EXERCISE MATERIAL START
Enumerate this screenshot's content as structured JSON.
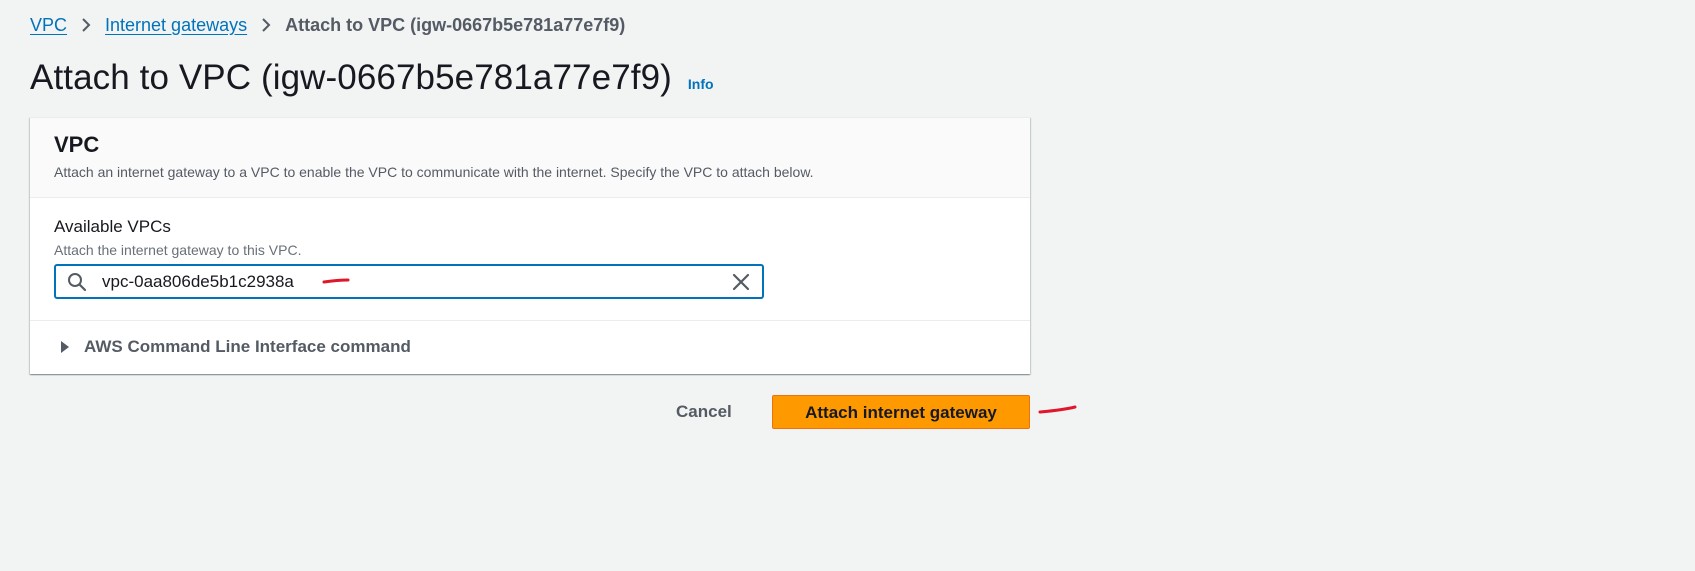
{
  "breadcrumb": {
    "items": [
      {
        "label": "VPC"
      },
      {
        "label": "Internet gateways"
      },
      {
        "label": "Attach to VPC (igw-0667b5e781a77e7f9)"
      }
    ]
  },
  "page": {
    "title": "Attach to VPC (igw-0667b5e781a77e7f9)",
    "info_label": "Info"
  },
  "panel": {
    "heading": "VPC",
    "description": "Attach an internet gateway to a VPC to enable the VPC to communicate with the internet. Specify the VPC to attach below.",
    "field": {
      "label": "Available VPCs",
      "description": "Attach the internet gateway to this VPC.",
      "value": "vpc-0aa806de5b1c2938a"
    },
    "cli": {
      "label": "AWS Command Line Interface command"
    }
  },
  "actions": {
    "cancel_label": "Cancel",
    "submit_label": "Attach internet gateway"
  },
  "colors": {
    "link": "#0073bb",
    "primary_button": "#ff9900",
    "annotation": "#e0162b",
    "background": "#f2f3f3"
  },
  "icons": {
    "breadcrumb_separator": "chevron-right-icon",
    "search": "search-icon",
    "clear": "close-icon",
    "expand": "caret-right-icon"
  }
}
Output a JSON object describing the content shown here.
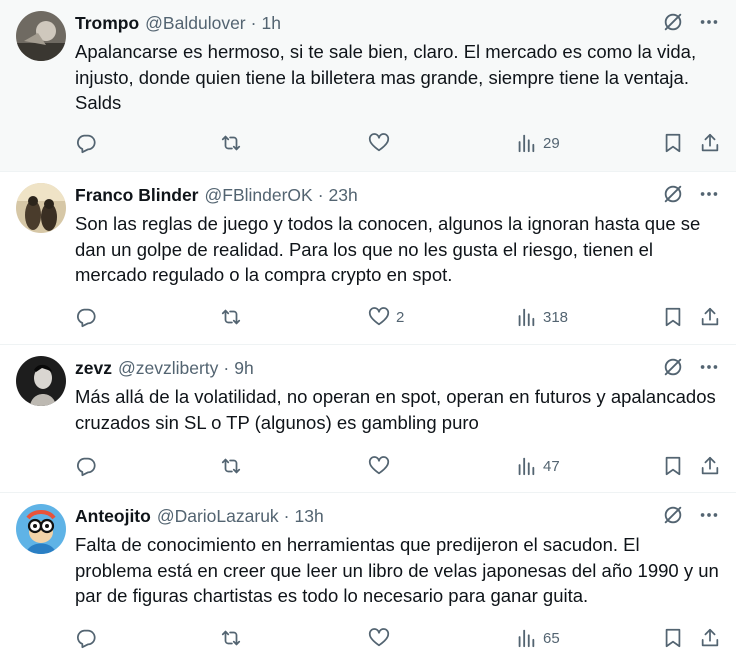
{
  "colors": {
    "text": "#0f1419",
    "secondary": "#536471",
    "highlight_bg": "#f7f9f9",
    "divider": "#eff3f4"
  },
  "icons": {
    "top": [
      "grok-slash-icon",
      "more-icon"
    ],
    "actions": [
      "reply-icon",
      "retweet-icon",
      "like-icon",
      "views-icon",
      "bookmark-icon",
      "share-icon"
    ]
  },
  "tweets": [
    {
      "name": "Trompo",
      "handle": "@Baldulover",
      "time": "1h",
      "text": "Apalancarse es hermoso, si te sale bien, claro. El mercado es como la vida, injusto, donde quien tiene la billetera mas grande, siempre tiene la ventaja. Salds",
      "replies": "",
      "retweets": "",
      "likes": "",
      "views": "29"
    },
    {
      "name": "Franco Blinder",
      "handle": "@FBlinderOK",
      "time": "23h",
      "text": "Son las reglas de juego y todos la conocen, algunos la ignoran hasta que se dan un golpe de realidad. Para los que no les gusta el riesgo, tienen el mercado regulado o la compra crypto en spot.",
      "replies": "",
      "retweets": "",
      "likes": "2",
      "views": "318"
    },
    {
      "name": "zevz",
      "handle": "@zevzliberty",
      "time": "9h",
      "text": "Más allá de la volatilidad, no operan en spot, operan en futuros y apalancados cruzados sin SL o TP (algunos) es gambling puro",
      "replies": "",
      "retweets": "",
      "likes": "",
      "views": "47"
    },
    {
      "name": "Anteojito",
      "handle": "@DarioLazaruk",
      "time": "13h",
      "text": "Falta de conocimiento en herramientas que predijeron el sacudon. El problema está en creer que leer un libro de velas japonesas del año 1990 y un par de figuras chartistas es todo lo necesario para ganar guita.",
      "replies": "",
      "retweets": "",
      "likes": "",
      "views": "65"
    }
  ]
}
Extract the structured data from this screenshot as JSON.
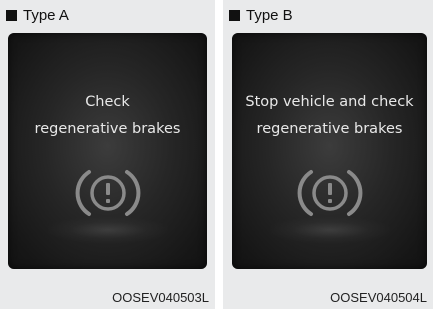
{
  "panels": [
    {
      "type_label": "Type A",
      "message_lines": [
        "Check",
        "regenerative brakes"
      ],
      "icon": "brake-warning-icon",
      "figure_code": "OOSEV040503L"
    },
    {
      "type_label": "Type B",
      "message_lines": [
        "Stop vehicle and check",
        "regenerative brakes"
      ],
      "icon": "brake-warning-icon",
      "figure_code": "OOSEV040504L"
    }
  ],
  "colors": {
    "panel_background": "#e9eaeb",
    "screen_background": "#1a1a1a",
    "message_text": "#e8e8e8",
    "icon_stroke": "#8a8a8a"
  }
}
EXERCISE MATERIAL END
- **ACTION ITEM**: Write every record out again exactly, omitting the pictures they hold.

- **RESPONSE AREA**:
Enumerate this screenshot's content as structured JSON.
{
  "breadcrumb": {
    "items": [
      {
        "label": "VPC"
      },
      {
        "label": "Internet gateways"
      },
      {
        "label": "Attach to VPC (igw-0667b5e781a77e7f9)"
      }
    ]
  },
  "page": {
    "title": "Attach to VPC (igw-0667b5e781a77e7f9)",
    "info_label": "Info"
  },
  "panel": {
    "heading": "VPC",
    "description": "Attach an internet gateway to a VPC to enable the VPC to communicate with the internet. Specify the VPC to attach below.",
    "field": {
      "label": "Available VPCs",
      "description": "Attach the internet gateway to this VPC.",
      "value": "vpc-0aa806de5b1c2938a"
    },
    "cli": {
      "label": "AWS Command Line Interface command"
    }
  },
  "actions": {
    "cancel_label": "Cancel",
    "submit_label": "Attach internet gateway"
  },
  "colors": {
    "link": "#0073bb",
    "primary_button": "#ff9900",
    "annotation": "#e0162b",
    "background": "#f2f3f3"
  },
  "icons": {
    "breadcrumb_separator": "chevron-right-icon",
    "search": "search-icon",
    "clear": "close-icon",
    "expand": "caret-right-icon"
  }
}
Output a JSON object describing the content shown here.
{
  "colors": {
    "text": "#0f1419",
    "secondary": "#536471",
    "highlight_bg": "#f7f9f9",
    "divider": "#eff3f4"
  },
  "icons": {
    "top": [
      "grok-slash-icon",
      "more-icon"
    ],
    "actions": [
      "reply-icon",
      "retweet-icon",
      "like-icon",
      "views-icon",
      "bookmark-icon",
      "share-icon"
    ]
  },
  "tweets": [
    {
      "name": "Trompo",
      "handle": "@Baldulover",
      "time": "1h",
      "text": "Apalancarse es hermoso, si te sale bien, claro. El mercado es como la vida, injusto, donde quien tiene la billetera mas grande, siempre tiene la ventaja. Salds",
      "replies": "",
      "retweets": "",
      "likes": "",
      "views": "29"
    },
    {
      "name": "Franco Blinder",
      "handle": "@FBlinderOK",
      "time": "23h",
      "text": "Son las reglas de juego y todos la conocen, algunos la ignoran hasta que se dan un golpe de realidad. Para los que no les gusta el riesgo, tienen el mercado regulado o la compra crypto en spot.",
      "replies": "",
      "retweets": "",
      "likes": "2",
      "views": "318"
    },
    {
      "name": "zevz",
      "handle": "@zevzliberty",
      "time": "9h",
      "text": "Más allá de la volatilidad, no operan en spot, operan en futuros y apalancados cruzados sin SL o TP (algunos) es gambling puro",
      "replies": "",
      "retweets": "",
      "likes": "",
      "views": "47"
    },
    {
      "name": "Anteojito",
      "handle": "@DarioLazaruk",
      "time": "13h",
      "text": "Falta de conocimiento en herramientas que predijeron el sacudon. El problema está en creer que leer un libro de velas japonesas del año 1990 y un par de figuras chartistas es todo lo necesario para ganar guita.",
      "replies": "",
      "retweets": "",
      "likes": "",
      "views": "65"
    }
  ]
}
Extract the structured data from this screenshot as JSON.
{
  "panels": [
    {
      "type_label": "Type A",
      "message_lines": [
        "Check",
        "regenerative brakes"
      ],
      "icon": "brake-warning-icon",
      "figure_code": "OOSEV040503L"
    },
    {
      "type_label": "Type B",
      "message_lines": [
        "Stop vehicle and check",
        "regenerative brakes"
      ],
      "icon": "brake-warning-icon",
      "figure_code": "OOSEV040504L"
    }
  ],
  "colors": {
    "panel_background": "#e9eaeb",
    "screen_background": "#1a1a1a",
    "message_text": "#e8e8e8",
    "icon_stroke": "#8a8a8a"
  }
}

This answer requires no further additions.